Discussions of police violence in American cities have led to the introduction of some troubling policy changes since the initial surge of protests in the summer of 2020. Rather than addressing the conduct of law enforcement, lawmakers across thirty-four states have been pushing more than 80 bills that strip the protections peaceful protesters have against both state and anti-protester violence, thereby limiting free speech (1). Recent incidents have led to a resurgence of anger directed at a specific practice that some police departments take part in: no-knock warrants.
It is generally illegal for police officers to break into private property without announcing themselves beforehand and attempting to gain compliance, even if they have a warrant to search the property (2). However, there are specific types of warrants, called no-knock or quick-knock warrants, that give police the legal right to forcibly enter a home without any previous notice or just seconds after announcing themselves.
No-knock warrants were first implemented in the United States by the Nixon administration in the 1970’s as part of “the war on drugs” and their used has increased exponentially in the decades since (3). The idea is that the suspects would have less time to dispose of evidence (drugs) if the police can enter as soon as they make the suspects aware that they are there. In practice, these kinds of warrants are more often executed by heavily armed teams with military-levels of strategy and weapons (colloquially called SWAT teams) who are generally sent to raid a place for marijuana (3). Interestingly, 80% of all SWAT team deployments in the US are used to serve drug search warrants (4), rather than for purposes like riot control or confrontation with violent criminals.
No-knock warrants, like most police actions, are disproportionately carried out against racial minorities, especially black people (2). No-knock warrants also increase the probability that the confrontation will end in violence, and have led to the deaths of several dozen people, both ordinary citizens and officers. There were two recent and very high-profile cases of police entering a home at night under a no-knock warrant that resulted, both times, in the deaths of civilians who were not even named on the warrants; Breonna Taylor in Louisville, 26, and Amir Locke in Minneapolis, 22, were both killed by police officers during no-knock raids (5). If no-knock warrants continue, these same exact tragedies will also continue to repeat themselves.
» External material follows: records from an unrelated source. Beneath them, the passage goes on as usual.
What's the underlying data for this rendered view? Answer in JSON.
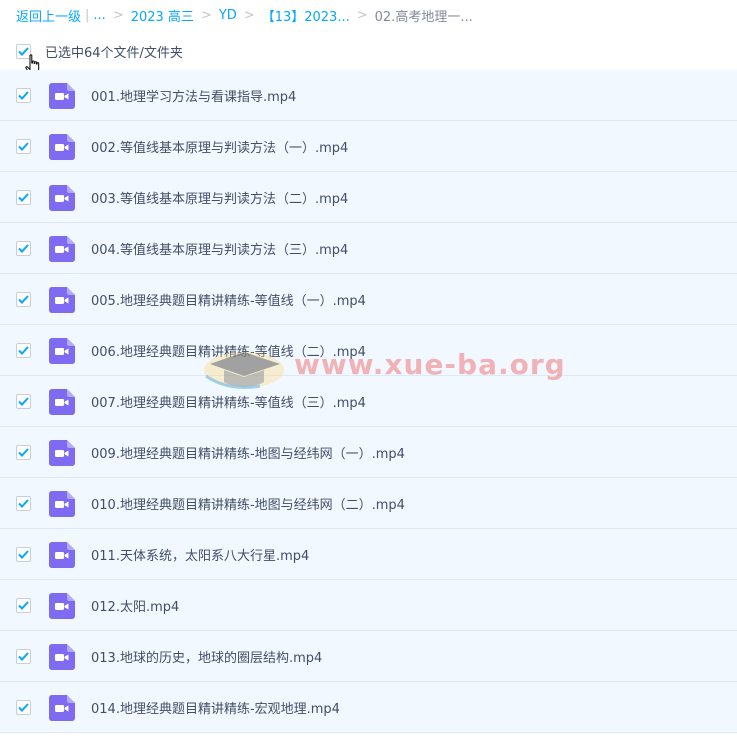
{
  "breadcrumb": {
    "back": "返回上一级",
    "ellipsis": "...",
    "items": [
      "2023 高三",
      "YD",
      "【13】2023..."
    ],
    "current": "02.高考地理一..."
  },
  "selection": {
    "label": "已选中64个文件/文件夹"
  },
  "watermark": {
    "text": "www.xue-ba.org"
  },
  "colors": {
    "accent": "#06a7ff",
    "row_bg": "#f2f8ff",
    "video_icon": "#7e6bf2"
  },
  "files": [
    {
      "name": "001.地理学习方法与看课指导.mp4",
      "icon": "video-file-icon",
      "checked": true
    },
    {
      "name": "002.等值线基本原理与判读方法（一）.mp4",
      "icon": "video-file-icon",
      "checked": true
    },
    {
      "name": "003.等值线基本原理与判读方法（二）.mp4",
      "icon": "video-file-icon",
      "checked": true
    },
    {
      "name": "004.等值线基本原理与判读方法（三）.mp4",
      "icon": "video-file-icon",
      "checked": true
    },
    {
      "name": "005.地理经典题目精讲精练-等值线（一）.mp4",
      "icon": "video-file-icon",
      "checked": true
    },
    {
      "name": "006.地理经典题目精讲精练-等值线（二）.mp4",
      "icon": "video-file-icon",
      "checked": true
    },
    {
      "name": "007.地理经典题目精讲精练-等值线（三）.mp4",
      "icon": "video-file-icon",
      "checked": true
    },
    {
      "name": "009.地理经典题目精讲精练-地图与经纬网（一）.mp4",
      "icon": "video-file-icon",
      "checked": true
    },
    {
      "name": "010.地理经典题目精讲精练-地图与经纬网（二）.mp4",
      "icon": "video-file-icon",
      "checked": true
    },
    {
      "name": "011.天体系统，太阳系八大行星.mp4",
      "icon": "video-file-icon",
      "checked": true
    },
    {
      "name": "012.太阳.mp4",
      "icon": "video-file-icon",
      "checked": true
    },
    {
      "name": "013.地球的历史，地球的圈层结构.mp4",
      "icon": "video-file-icon",
      "checked": true
    },
    {
      "name": "014.地理经典题目精讲精练-宏观地理.mp4",
      "icon": "video-file-icon",
      "checked": true
    }
  ]
}
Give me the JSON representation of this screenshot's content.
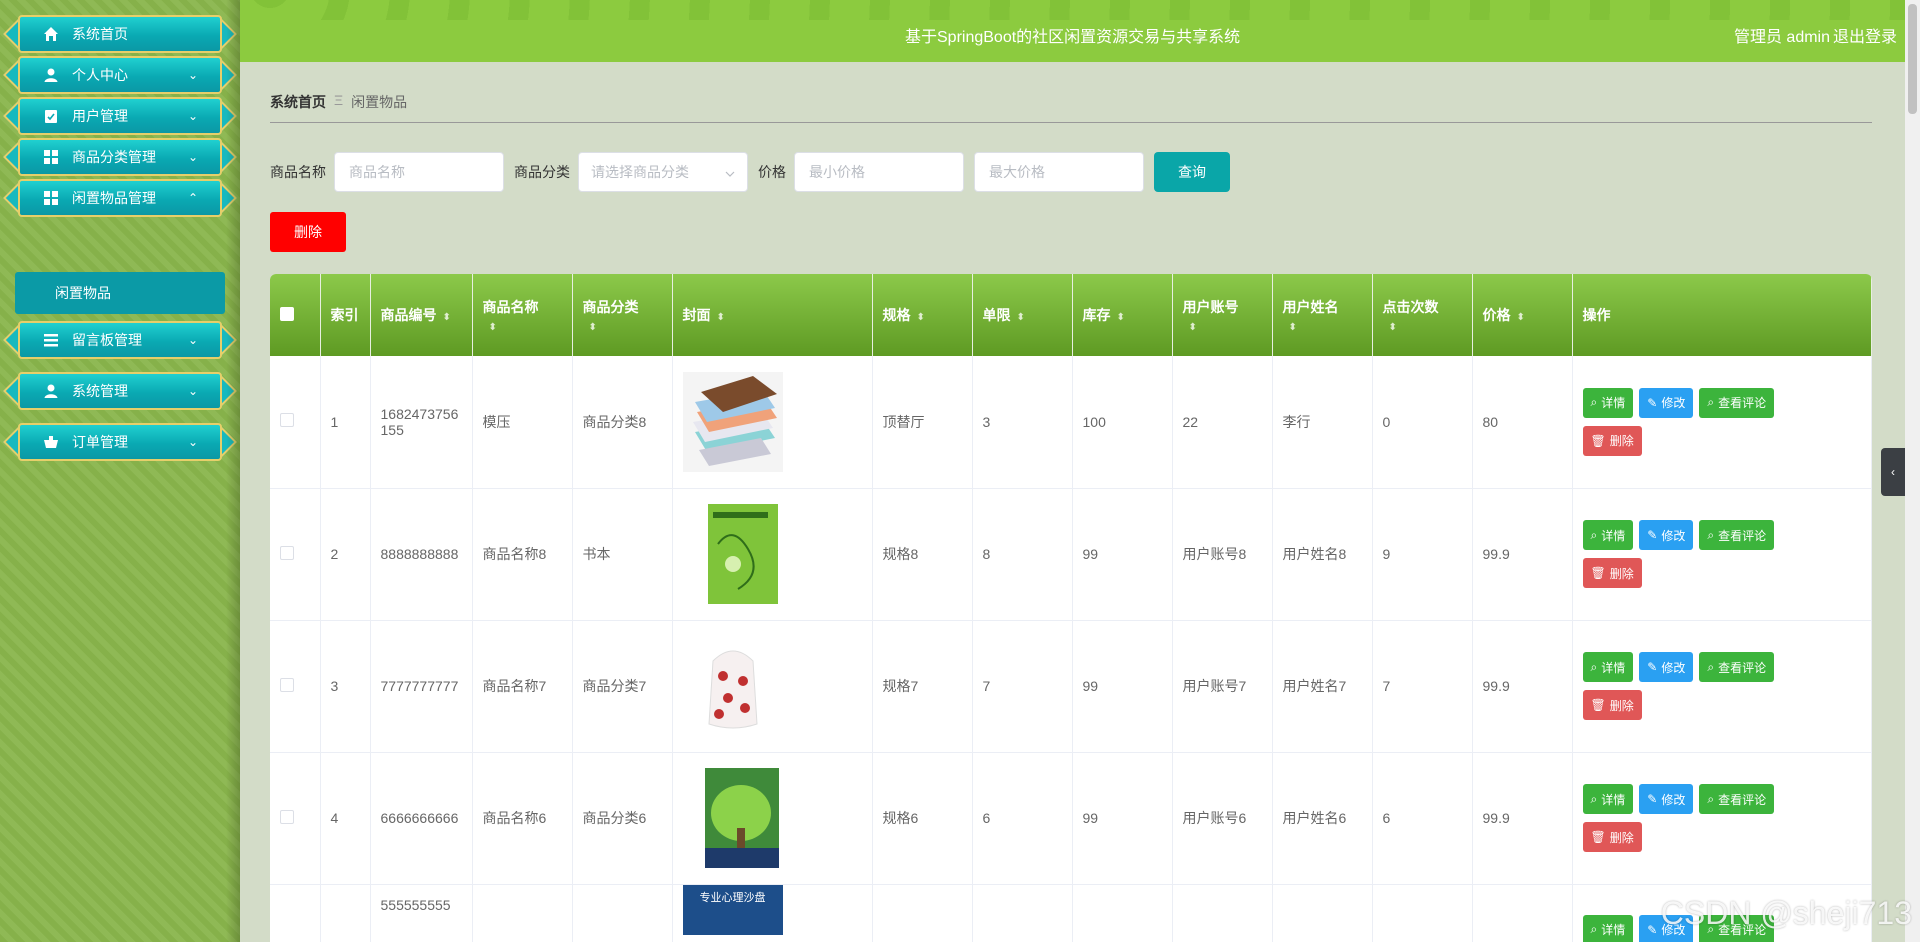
{
  "sidebar": {
    "items": [
      {
        "label": "系统首页",
        "icon": "home-icon",
        "arrow": ""
      },
      {
        "label": "个人中心",
        "icon": "user-icon",
        "arrow": "⌄"
      },
      {
        "label": "用户管理",
        "icon": "clipboard-icon",
        "arrow": "⌄"
      },
      {
        "label": "商品分类管理",
        "icon": "grid-icon",
        "arrow": "⌄"
      },
      {
        "label": "闲置物品管理",
        "icon": "grid-icon",
        "arrow": "⌃"
      },
      {
        "label": "留言板管理",
        "icon": "list-icon",
        "arrow": "⌄"
      },
      {
        "label": "系统管理",
        "icon": "user-icon",
        "arrow": "⌄"
      },
      {
        "label": "订单管理",
        "icon": "cart-icon",
        "arrow": "⌄"
      }
    ],
    "submenu": {
      "label": "闲置物品"
    }
  },
  "header": {
    "title": "基于SpringBoot的社区闲置资源交易与共享系统",
    "user": "管理员 admin",
    "logout": "退出登录"
  },
  "breadcrumb": {
    "home": "系统首页",
    "sep": "Ξ",
    "current": "闲置物品"
  },
  "search": {
    "name_label": "商品名称",
    "name_placeholder": "商品名称",
    "category_label": "商品分类",
    "category_placeholder": "请选择商品分类",
    "price_label": "价格",
    "min_placeholder": "最小价格",
    "max_placeholder": "最大价格",
    "query_button": "查询"
  },
  "toolbar": {
    "delete_button": "删除"
  },
  "table": {
    "headers": {
      "index": "索引",
      "code": "商品编号",
      "name": "商品名称",
      "category": "商品分类",
      "cover": "封面",
      "spec": "规格",
      "limit": "单限",
      "stock": "库存",
      "account": "用户账号",
      "username": "用户姓名",
      "clicks": "点击次数",
      "price": "价格",
      "ops": "操作"
    },
    "rows": [
      {
        "index": "1",
        "code": "1682473756155",
        "name": "模压",
        "category": "商品分类8",
        "spec": "顶替厅",
        "limit": "3",
        "stock": "100",
        "account": "22",
        "username": "李行",
        "clicks": "0",
        "price": "80"
      },
      {
        "index": "2",
        "code": "8888888888",
        "name": "商品名称8",
        "category": "书本",
        "spec": "规格8",
        "limit": "8",
        "stock": "99",
        "account": "用户账号8",
        "username": "用户姓名8",
        "clicks": "9",
        "price": "99.9"
      },
      {
        "index": "3",
        "code": "7777777777",
        "name": "商品名称7",
        "category": "商品分类7",
        "spec": "规格7",
        "limit": "7",
        "stock": "99",
        "account": "用户账号7",
        "username": "用户姓名7",
        "clicks": "7",
        "price": "99.9"
      },
      {
        "index": "4",
        "code": "6666666666",
        "name": "商品名称6",
        "category": "商品分类6",
        "spec": "规格6",
        "limit": "6",
        "stock": "99",
        "account": "用户账号6",
        "username": "用户姓名6",
        "clicks": "6",
        "price": "99.9"
      },
      {
        "index": "",
        "code": "555555555",
        "name": "",
        "category": "",
        "spec": "",
        "limit": "",
        "stock": "",
        "account": "",
        "username": "",
        "clicks": "",
        "price": ""
      }
    ],
    "ops": {
      "detail": "详情",
      "edit": "修改",
      "review": "查看评论",
      "delete": "删除"
    },
    "row5_cover_text": "专业心理沙盘"
  },
  "watermark": "CSDN @sheji713"
}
Are these innocent deaths justified by the slight potential of convicting a few more people of non-violent, drug-related crimes?
No-knock warrants have also received a great amount of criticism from second amendment advocates (2). Much of the violence that has resulted from no-knock warrants began specifically because legal gun owners thought their homes were being invaded by non-police individuals, and they reacted accordingly. Even when the civilians have some amount of trigger discipline in these immediate and frightening circumstances, the police often do not, and will fire as soon as they see anything resembling a weapon.
So, no-knock warrants are broadly considered to be bad on an individual level because they increase the risk of personal harm to both civilians and police officers, with minimal evidence of benefits. But what relationship does this practice and its widespread use have with the democratic system of the United States?
The increased use no-knock warrants is a part of the broader trend of the militarization of American police forces over the last several decades. Police forces have been allowed more power over citizens, both physically in terms of access to military-grade weapons and legally in their ability to suspend and circumvent personal rights. Even though the police are formally decentralized in the United States, meaning there isn’t one central authority calling the shots for every police department in the country, there is still a broader police culture, with standards of normalization in their behavior (6). If one department starts crossing the line between increasing security and impeding individual rights and then receives little to no consequences, other departments are likely to follow suit.
This overextension of enforcement power is inherently an issue of democracy because the rights ensured by the democratically established federal laws are being usurped by local, procedural ordinances, but there is also the potential for this to actively interfere with democracy. If the interests of this police culture begin to fall out of line with the general public, the lack of checks on police power may unduly affect elections, policymaking, and, especially, freedom of speech.
Police are actors of the state; they are supposed to carry out the will of the state and are thus entrusted with the power of the state. In a perfect democracy, the will of the state is the will of the people, but perfect democracies do not exist. When the police are given such leeway, when their actions are not restricted to executing the law of the land, the biases that have developed with police culture will begin to suffuse in and affect their actions. “Law enforcement groups” have a large amount of financially-backed sway over both political parties (7) and the physical measures police culture will resort to (very often without facing any repercussions) when it is threatened by democratic consensus were made very clear every in the summer of 2020. While a few of the protests against police brutality involved some violent outbursts against property, the vast, vast majority of the tens of millions of Americans protesting denounced the violence, yet police all over the country overwhelming responded with escalation and violent suppression tactics (8).
Peaceful protest, gathering in public spaces to advocate for policies people want enacted because they will lead to better living conditions is textbook freedom of speech, a cornerstone of democracy. State actors enacting such brutal measures against these peaceful protesters, with open encouragement from the federal administration of the time, should be deeply troubling for anyone concerned with the future of democracy in America.